If you’ve read this blog for long, you’ll know that I have some pretty strong feelings about clergy income and about Christians living simply and giving generously. (By the way, that’s Christians — not just clergy. Where did some people get the idea that only clergy should avoid extravagance?)
What I may have failed to share is that this is a constant tension in my life. I have plenty of areas of extravagance remaining, and I know it. I go back to these words of Augustine regularly and ask how far off I still am: “Let the rich keep to the habits their delicacy requires, but let them be sad that they cannot do otherwise… So if the poor man isn’t proud of his beggary, why should you be proud of your delicacy?”
I’ve begun to think I’ll probably struggle the rest of my life with how much is too much (or too little) in several areas of life — simplicity, generosity, the media I consume, my use of time, etc. I used to lament that, but I believe it’s a good tension.
To be clear, if I become obsessive or paralyzed by these questions, it’s a problem. But if I ever get comfortable and complacent about these, I wonder if it will be a signal that I’m caving — either to my own desires or to hopeless despair about never knowing exactly where to draw the line.
What I may have also failed to share is that when the lines aren’t black and white, I don’t dare call people to hold the same line that I’m holding. My line is at least somewhat arbitrary and still being worked out.
But does that mean we say nothing at all?
Drawing lines when we can’t identify black and white
In some cases where the lines are too difficult to draw, we give up trying and excuse anything — or only go after the most extreme cases. This seems to be what happened to Furtick. None of us know where the line is, but his case is extreme enough to call out. Similarly, we don’t know where to draw the line on pornography, so we only worry about the stuff that’s classified as X-rated. We don’t know how to draw lines about appropriate sexuality, so we tend to ignore all but the cases that offend our own sensibilities most…
In all, it seems that Christianity’s inability to draw hard lines has caused us to accept as neutral a lot of things that have no business in the lives of Christians. We don’t want to speak too forcefully — and don’t want too much accountability — when we’re not sure exactly where to call something enough.
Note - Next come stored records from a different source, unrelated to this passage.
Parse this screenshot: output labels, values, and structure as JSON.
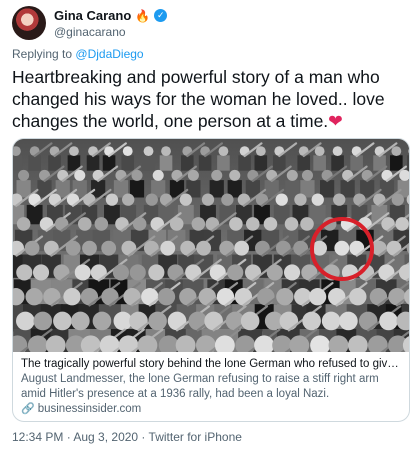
{
  "author": {
    "name": "Gina Carano",
    "torch_glyph": "🔥",
    "handle": "@ginacarano",
    "verified_glyph": "✓"
  },
  "reply": {
    "prefix": "Replying to",
    "mention": "@DjdaDiego"
  },
  "tweet": {
    "text": "Heartbreaking and powerful story of a man who changed his ways for the woman he loved.. love changes the world, one person at a time.",
    "emoji": "❤"
  },
  "card": {
    "title": "The tragically powerful story behind the lone German who refused to give Hitler ...",
    "description": "August Landmesser, the lone German refusing to raise a stiff right arm amid Hitler's presence at a 1936 rally, had been a loyal Nazi.",
    "link_glyph": "🔗",
    "domain": "businessinsider.com",
    "image_icon": "crowd-photo",
    "highlight_color": "#d8202a"
  },
  "meta": {
    "timestamp": "12:34 PM · Aug 3, 2020 · Twitter for iPhone"
  },
  "colors": {
    "accent": "#1d9bf0",
    "text": "#0f1419",
    "muted": "#536471",
    "heart": "#e0245e"
  }
}
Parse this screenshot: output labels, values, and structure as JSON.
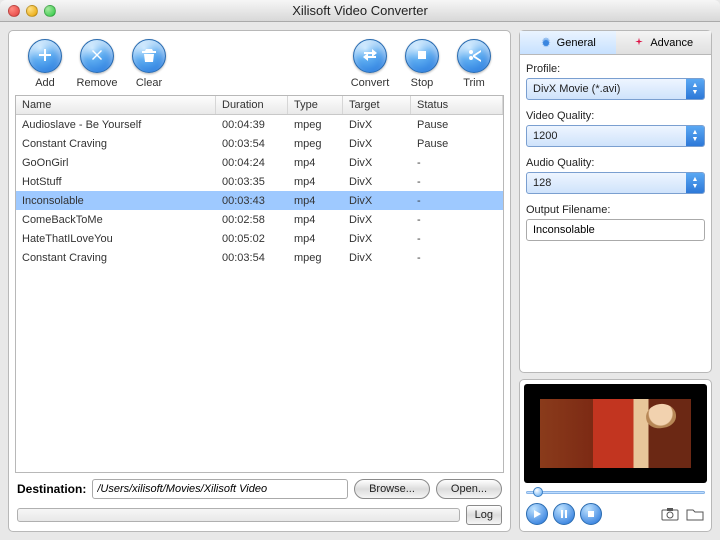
{
  "window": {
    "title": "Xilisoft Video Converter"
  },
  "toolbar": {
    "add": "Add",
    "remove": "Remove",
    "clear": "Clear",
    "convert": "Convert",
    "stop": "Stop",
    "trim": "Trim"
  },
  "table": {
    "headers": {
      "name": "Name",
      "duration": "Duration",
      "type": "Type",
      "target": "Target",
      "status": "Status"
    },
    "rows": [
      {
        "name": "Audioslave - Be Yourself",
        "duration": "00:04:39",
        "type": "mpeg",
        "target": "DivX",
        "status": "Pause",
        "selected": false
      },
      {
        "name": "Constant Craving",
        "duration": "00:03:54",
        "type": "mpeg",
        "target": "DivX",
        "status": "Pause",
        "selected": false
      },
      {
        "name": "GoOnGirl",
        "duration": "00:04:24",
        "type": "mp4",
        "target": "DivX",
        "status": "-",
        "selected": false
      },
      {
        "name": "HotStuff",
        "duration": "00:03:35",
        "type": "mp4",
        "target": "DivX",
        "status": "-",
        "selected": false
      },
      {
        "name": "Inconsolable",
        "duration": "00:03:43",
        "type": "mp4",
        "target": "DivX",
        "status": "-",
        "selected": true
      },
      {
        "name": "ComeBackToMe",
        "duration": "00:02:58",
        "type": "mp4",
        "target": "DivX",
        "status": "-",
        "selected": false
      },
      {
        "name": "HateThatILoveYou",
        "duration": "00:05:02",
        "type": "mp4",
        "target": "DivX",
        "status": "-",
        "selected": false
      },
      {
        "name": "Constant Craving",
        "duration": "00:03:54",
        "type": "mpeg",
        "target": "DivX",
        "status": "-",
        "selected": false
      }
    ]
  },
  "destination": {
    "label": "Destination:",
    "path": "/Users/xilisoft/Movies/Xilisoft Video",
    "browse": "Browse...",
    "open": "Open..."
  },
  "statusbar": {
    "log": "Log"
  },
  "tabs": {
    "general": "General",
    "advance": "Advance"
  },
  "settings": {
    "profile_label": "Profile:",
    "profile_value": "DivX Movie  (*.avi)",
    "vq_label": "Video Quality:",
    "vq_value": "1200",
    "aq_label": "Audio Quality:",
    "aq_value": "128",
    "outname_label": "Output Filename:",
    "outname_value": "Inconsolable"
  }
}
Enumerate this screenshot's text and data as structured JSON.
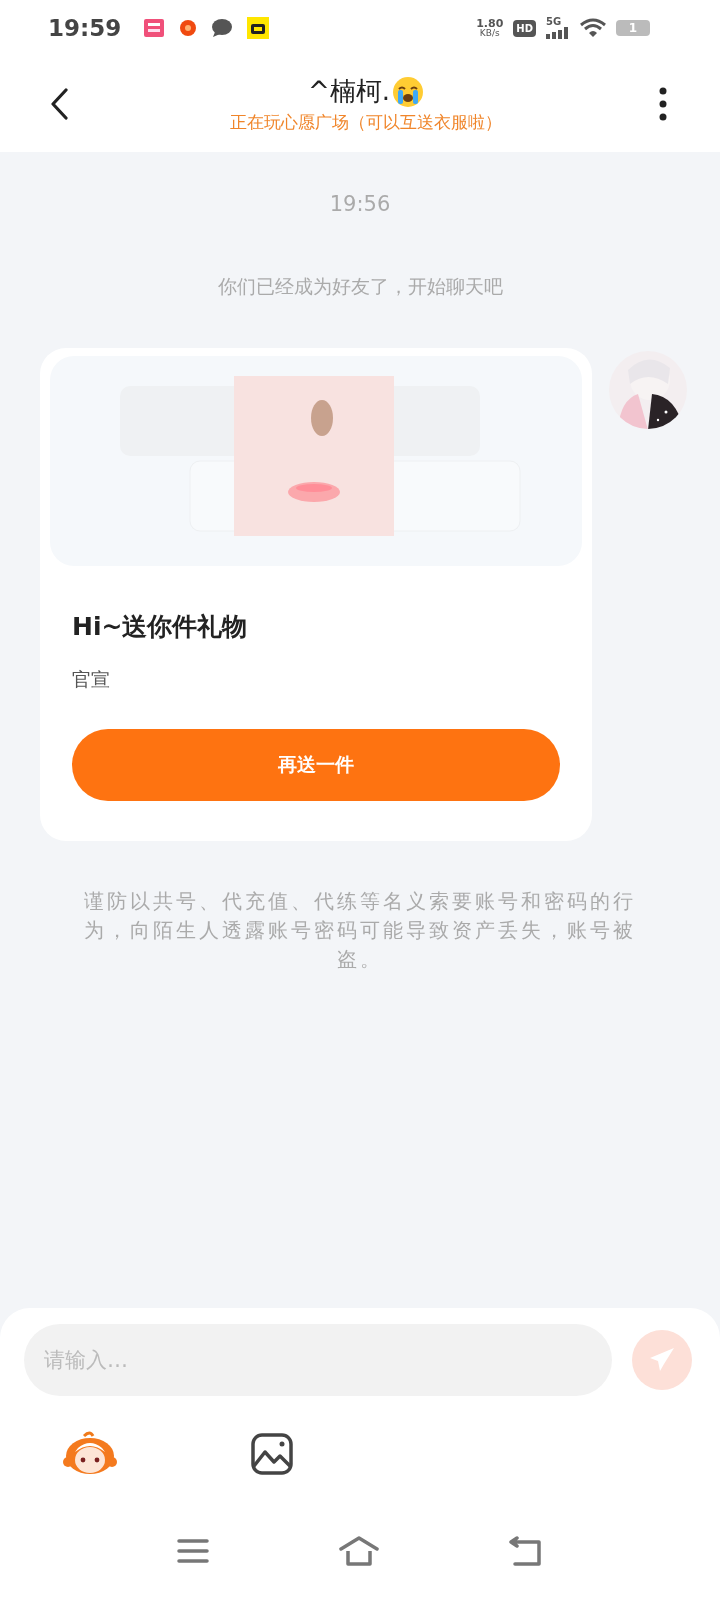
{
  "status_bar": {
    "time": "19:59",
    "speed_value": "1.80",
    "speed_unit": "KB/s",
    "hd_badge": "HD",
    "network": "5G",
    "battery": "1"
  },
  "header": {
    "title": "^楠柯.",
    "subtitle": "正在玩心愿广场（可以互送衣服啦）"
  },
  "messages": [
    {
      "kind": "time",
      "text": "19:56"
    },
    {
      "kind": "system",
      "text": "你们已经成为好友了，开始聊天吧"
    },
    {
      "kind": "gift",
      "title": "Hi~送你件礼物",
      "description": "官宣",
      "button": "再送一件"
    },
    {
      "kind": "warning",
      "text": "谨防以共号、代充值、代练等名义索要账号和密码的行为，向陌生人透露账号密码可能导致资产丢失，账号被盗。"
    }
  ],
  "composer": {
    "placeholder": "请输入…"
  }
}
Or on the other end, we draw an arbitrary line and walk it as tight as we can (think high school dating relationships) rather than constantly asking if we might be walking a bit too close to the edge.
Though we can’t draw hard and fast lines, we still have to do our best to discern what’s appropriate for us, and we should err on the side of prudence. For pastors, we have a duty to warn people, saying something like, “I don’t know where the line is, but I’m pretty sure this is over it…” That was my attempt in a post on pornography. That has been my attempt in talking about church salaries and justice.
In conclusion, I don’t actually defend Furtick’s decision to build this house. I believe his house is too much. It’s unnecessarily extravagant. I think the burden of proof is on him to show how this use of God’s money (it’s all God’s money) is most glorifying to God. And if his church is paying him anywhere near $680,000, I think it’s a horrible misappropriation of the church’s collection — which is sacred to God and the poor, not to enrich pastors. But is it Furtick’s mentality, or only his means, that’s so far different from many other pastors’?
I say all this because I believe it’s true and should be said. But I say it also with trepidation, knowing that I need to spend a lot of time examining my own life, my own income from the church, and my own indulgences before I spend any time pointing out the speck in Steven Furtick’s eye.